Changes afoot for low-carbon fuel standard 

Source: Debra Kahn, E&E reporter • Posted: Tuesday, January 6, 2015

California is considering an array of changes to its pioneering carbon standard for transportation fuels.

The California Air Resources Board (ARB) released an updated version of its low-carbon fuel standard (LCFS) Tuesday that envisions extending the policy through 2030 and would also ease the current annual carbon reduction targets for fuel suppliers.

The standard, in place since 2009, is intended to reduce the carbon content of fuels by 10 percent by 2020. Fuel producers and importers have to either adjust the blend of fuels they offer to reach the target or buy emissions credits in a state-created system. In addition to California, Oregon and Washington state are considering similar policies (ClimateWire, Nov. 20, 2014).

ARB’s proposal would keep the existing target of a 10 percent emissions reduction by 2020 but would ease interim targets in earlier years in favor of steeper reductions in later years. Rather than achieving a 3.5 percent reduction by 2016, for example, producers would only have to cut their emissions 2 percent. From 2018 to 2020, they would have to achieve a 5 percent reduction.

To prevent price spikes, ARB is also proposing a credit price ceiling of $200 per metric ton of emissions. Credits are currently selling for about $26 per ton, according to state figures.

“A cost containment provision that allows regulated parties to achieve compliance at a pre-determined maximum price will prevent a low-probability, but potentially high-impact, credit shortfall that would make future compliance more expensive than anticipated, and will, thus, protect regulated parties and consumers from fuel price spikes,” staff wrote in their report accompanying the proposed changes.

The question of fuel price spikes has been top of regulators’ minds lately, as California expands its cap-and-trade program this month to include transportation fuels, in addition to stationary emissions sources like manufacturers and utilities.

Oil-company-backed groups are warning that the cost of emissions permits will cause gasoline prices to shoot up, while elected officials and green groups are pushing back, touting the economic benefits of the state’s climate policies (ClimateWire, Dec. 16, 2014).

State proposes revising land-use effects

The proposed LCFS rule would also revise a controversial method of ranking fuels’ carbon emissions. ARB assigns higher carbon scores to plant-based fuels to reflect their displacement of food and other crops, an effect known as “indirect land-use change.”

ARB is proposing to adjust existing scores or assign new ones for six biofuels: corn, sorghum and sugar cane ethanol; and soy, canola and palm biodiesel. Palm-based biodiesel fares the worst, with an emissions penalty of 71.4 grams of CO2 per megajoule of energy.
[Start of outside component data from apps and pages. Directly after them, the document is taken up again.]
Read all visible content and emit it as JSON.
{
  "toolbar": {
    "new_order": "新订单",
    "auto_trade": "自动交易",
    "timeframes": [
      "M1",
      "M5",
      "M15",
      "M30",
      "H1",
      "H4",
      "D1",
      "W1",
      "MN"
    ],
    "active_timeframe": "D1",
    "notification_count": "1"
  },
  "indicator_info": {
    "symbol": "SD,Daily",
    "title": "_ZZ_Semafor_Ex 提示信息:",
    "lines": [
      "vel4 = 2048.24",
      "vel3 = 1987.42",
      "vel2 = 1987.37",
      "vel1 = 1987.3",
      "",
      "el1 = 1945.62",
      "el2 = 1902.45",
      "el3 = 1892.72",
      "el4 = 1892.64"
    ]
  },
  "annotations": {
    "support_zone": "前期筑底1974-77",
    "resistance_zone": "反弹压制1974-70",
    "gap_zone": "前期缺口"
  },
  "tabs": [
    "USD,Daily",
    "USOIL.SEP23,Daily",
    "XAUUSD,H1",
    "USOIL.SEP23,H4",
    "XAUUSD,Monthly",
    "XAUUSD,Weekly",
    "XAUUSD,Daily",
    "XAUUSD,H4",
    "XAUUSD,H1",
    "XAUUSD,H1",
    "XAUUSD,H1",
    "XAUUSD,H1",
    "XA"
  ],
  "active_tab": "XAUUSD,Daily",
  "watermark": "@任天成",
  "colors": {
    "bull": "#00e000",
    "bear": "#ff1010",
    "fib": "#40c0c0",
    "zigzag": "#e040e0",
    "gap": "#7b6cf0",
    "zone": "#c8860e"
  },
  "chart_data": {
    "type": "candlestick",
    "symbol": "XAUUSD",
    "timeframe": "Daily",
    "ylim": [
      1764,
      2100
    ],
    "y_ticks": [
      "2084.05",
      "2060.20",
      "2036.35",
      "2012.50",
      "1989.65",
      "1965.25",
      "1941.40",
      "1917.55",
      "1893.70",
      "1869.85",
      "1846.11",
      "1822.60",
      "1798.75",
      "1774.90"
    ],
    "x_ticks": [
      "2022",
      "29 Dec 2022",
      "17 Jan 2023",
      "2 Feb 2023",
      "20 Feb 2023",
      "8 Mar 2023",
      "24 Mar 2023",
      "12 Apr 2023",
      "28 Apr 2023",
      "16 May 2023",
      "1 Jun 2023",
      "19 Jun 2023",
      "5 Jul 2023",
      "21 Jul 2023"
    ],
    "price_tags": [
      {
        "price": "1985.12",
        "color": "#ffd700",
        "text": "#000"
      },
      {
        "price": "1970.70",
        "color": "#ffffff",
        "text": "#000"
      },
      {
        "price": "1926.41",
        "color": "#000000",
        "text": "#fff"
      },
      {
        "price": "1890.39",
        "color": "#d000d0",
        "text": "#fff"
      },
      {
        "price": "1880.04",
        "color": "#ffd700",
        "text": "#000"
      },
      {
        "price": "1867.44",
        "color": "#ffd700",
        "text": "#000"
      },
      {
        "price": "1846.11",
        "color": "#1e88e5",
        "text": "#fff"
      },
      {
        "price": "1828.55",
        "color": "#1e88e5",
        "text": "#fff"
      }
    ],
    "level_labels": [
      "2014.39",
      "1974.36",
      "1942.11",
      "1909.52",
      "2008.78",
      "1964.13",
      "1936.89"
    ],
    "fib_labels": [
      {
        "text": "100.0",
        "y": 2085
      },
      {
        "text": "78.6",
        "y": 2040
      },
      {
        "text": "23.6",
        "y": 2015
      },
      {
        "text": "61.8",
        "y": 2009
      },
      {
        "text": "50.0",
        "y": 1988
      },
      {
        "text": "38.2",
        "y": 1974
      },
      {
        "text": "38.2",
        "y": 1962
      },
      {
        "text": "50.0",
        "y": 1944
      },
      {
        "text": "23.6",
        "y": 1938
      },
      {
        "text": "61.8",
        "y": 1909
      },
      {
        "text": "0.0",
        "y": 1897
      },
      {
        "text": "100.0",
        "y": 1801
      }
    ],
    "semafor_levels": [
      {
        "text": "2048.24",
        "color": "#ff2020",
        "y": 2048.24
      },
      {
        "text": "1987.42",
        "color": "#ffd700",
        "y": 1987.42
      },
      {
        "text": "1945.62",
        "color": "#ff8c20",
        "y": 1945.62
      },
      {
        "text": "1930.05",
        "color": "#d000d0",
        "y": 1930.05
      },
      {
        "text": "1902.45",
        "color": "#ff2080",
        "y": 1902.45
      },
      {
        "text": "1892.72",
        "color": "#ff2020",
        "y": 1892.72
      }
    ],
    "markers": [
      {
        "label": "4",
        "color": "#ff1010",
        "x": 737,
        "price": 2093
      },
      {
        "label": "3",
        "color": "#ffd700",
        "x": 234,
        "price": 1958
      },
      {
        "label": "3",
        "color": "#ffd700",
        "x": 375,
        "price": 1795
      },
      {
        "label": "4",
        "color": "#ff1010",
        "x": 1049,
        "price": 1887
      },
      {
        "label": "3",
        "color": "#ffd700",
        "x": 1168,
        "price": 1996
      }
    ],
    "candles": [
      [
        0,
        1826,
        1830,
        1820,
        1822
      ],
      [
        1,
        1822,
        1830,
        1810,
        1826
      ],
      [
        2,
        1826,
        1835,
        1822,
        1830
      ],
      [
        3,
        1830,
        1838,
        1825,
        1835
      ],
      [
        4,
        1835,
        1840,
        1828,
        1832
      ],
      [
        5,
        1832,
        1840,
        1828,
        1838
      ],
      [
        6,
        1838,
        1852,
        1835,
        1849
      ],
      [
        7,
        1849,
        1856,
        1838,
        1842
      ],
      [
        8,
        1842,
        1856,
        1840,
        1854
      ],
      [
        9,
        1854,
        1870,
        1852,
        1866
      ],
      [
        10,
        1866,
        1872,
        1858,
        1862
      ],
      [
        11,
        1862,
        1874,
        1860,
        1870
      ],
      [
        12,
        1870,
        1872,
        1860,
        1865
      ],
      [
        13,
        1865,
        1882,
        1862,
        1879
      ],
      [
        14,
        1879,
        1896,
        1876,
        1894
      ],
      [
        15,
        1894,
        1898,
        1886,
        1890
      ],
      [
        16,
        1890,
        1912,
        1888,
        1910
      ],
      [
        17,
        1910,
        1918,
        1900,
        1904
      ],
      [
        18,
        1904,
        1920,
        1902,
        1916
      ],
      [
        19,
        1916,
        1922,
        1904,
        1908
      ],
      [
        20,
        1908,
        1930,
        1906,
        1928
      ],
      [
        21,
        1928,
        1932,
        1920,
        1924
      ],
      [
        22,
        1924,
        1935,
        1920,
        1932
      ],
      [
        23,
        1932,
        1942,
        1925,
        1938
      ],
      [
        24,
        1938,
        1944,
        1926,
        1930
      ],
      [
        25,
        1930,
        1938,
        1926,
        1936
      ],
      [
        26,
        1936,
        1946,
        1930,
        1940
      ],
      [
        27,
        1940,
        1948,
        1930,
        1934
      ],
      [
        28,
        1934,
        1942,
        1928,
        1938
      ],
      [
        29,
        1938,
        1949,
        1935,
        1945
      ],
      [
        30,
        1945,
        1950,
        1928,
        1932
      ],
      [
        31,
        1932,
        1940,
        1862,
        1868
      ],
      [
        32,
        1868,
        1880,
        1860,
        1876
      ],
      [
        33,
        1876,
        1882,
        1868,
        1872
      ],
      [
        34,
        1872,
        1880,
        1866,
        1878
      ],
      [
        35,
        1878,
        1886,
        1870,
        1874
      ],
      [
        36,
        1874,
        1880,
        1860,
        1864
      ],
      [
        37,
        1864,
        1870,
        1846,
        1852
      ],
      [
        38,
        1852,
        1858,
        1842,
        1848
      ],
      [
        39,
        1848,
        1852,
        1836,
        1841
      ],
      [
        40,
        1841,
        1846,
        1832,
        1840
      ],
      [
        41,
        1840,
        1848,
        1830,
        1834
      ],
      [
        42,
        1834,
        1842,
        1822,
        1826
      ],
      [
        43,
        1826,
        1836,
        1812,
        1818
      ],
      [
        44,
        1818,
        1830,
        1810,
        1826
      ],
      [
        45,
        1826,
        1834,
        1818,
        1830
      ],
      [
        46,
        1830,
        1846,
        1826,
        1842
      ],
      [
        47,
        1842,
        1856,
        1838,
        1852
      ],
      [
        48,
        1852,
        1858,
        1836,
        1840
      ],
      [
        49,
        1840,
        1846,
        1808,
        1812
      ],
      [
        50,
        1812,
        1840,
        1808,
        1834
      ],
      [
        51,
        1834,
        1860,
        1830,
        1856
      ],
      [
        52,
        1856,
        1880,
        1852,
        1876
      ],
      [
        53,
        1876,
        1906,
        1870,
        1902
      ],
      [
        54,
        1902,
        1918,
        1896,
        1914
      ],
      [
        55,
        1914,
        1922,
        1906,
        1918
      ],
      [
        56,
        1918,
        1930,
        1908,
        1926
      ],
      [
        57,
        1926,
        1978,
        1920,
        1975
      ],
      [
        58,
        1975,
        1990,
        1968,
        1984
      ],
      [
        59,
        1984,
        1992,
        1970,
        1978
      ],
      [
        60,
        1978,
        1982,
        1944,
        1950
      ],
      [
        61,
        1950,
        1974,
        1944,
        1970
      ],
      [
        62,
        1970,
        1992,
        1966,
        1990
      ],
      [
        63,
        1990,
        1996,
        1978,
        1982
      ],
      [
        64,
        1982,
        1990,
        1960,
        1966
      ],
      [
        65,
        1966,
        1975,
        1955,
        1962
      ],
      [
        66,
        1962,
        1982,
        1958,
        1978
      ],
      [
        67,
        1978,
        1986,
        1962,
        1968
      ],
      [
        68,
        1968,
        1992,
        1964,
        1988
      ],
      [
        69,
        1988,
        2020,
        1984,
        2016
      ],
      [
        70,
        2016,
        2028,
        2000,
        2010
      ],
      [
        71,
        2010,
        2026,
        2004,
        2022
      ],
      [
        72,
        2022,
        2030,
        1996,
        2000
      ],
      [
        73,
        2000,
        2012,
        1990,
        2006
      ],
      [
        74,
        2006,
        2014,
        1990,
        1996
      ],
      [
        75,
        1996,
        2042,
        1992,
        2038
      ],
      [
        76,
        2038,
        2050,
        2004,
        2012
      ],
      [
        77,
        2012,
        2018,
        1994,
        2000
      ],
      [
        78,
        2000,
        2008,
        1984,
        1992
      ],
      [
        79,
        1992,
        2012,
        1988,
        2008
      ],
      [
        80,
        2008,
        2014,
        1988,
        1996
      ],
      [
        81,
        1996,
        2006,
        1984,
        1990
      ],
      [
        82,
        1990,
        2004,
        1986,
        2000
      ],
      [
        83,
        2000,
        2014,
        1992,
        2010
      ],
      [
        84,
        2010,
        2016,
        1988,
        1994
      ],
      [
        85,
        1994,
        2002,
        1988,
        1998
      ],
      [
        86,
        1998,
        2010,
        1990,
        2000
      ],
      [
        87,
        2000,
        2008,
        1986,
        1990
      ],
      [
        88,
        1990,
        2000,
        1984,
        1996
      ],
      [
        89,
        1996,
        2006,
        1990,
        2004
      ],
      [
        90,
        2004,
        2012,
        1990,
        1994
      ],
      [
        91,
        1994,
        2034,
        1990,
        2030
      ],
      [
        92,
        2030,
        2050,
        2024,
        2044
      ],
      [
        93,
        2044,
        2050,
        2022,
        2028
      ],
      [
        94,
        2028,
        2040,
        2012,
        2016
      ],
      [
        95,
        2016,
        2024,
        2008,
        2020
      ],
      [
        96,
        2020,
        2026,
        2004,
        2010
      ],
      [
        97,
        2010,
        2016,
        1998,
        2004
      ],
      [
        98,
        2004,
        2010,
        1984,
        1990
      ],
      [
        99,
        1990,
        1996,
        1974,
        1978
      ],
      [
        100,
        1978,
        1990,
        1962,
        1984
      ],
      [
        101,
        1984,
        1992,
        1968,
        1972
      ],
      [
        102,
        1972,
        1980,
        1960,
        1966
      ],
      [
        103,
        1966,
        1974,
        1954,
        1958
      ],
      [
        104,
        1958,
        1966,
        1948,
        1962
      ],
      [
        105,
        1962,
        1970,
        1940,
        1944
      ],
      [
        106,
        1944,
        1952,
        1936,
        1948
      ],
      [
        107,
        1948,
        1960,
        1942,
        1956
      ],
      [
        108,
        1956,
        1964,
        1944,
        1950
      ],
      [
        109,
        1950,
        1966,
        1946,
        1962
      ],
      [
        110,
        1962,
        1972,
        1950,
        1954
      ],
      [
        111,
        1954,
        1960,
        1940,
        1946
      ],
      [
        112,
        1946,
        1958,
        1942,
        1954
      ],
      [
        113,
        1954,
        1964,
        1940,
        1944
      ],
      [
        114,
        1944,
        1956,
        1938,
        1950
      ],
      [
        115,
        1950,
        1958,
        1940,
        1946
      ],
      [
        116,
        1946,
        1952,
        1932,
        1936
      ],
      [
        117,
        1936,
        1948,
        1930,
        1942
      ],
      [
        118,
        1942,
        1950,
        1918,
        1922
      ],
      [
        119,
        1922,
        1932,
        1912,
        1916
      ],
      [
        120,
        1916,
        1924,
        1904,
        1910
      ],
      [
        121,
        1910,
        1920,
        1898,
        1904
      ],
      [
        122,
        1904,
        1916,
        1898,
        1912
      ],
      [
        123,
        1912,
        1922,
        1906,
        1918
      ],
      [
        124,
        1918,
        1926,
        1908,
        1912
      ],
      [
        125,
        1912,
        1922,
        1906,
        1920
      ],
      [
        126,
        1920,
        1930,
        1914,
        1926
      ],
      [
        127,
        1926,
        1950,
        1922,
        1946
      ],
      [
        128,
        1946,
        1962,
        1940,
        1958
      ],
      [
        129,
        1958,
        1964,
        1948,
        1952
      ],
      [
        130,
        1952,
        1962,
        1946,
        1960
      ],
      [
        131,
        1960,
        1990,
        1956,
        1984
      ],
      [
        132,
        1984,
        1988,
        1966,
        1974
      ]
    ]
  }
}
Soy- and canola-based biodiesel fare better, with scores of 29.1 and 14.5 g/MJ, respectively.

Sugar cane ethanol has the least impact of the biofuels, with a score of 11.8 g/MJ, far below its initial 2009 score of 46 g/MJ. Corn ethanol, as well, would see its score improve from 30 g/mJ to 19.8 g/MJ. The changes reflect updated modeling that shows ethanol has less of an effect on land conversions elsewhere than previously thought.

ARB is readopting the policy in part because of a court ruling in 2013. The California Court of Appeal ruled in favor of a suit brought by ethanol producer Poet LLC that argued that ARB improperly completed its rulemaking before finishing a state-mandated analysis of the program’s environmental effects (ClimateWire, April 4, 2013).

A separate suit from oil refiners and corn ethanol producers, citing the rule’s effect on out-of-state fuel suppliers, is still pending in the Eastern District of California, where it was remanded after the Supreme Court declined to take the case (Greenwire, June 30, 2014).

The proposal will be up for an initial vote at ARB’s Feb. 19 board meeting in Sacramento and is open for public comments through Feb. 17. If approved, the changes would take effect starting January 2016, according to ARB staff.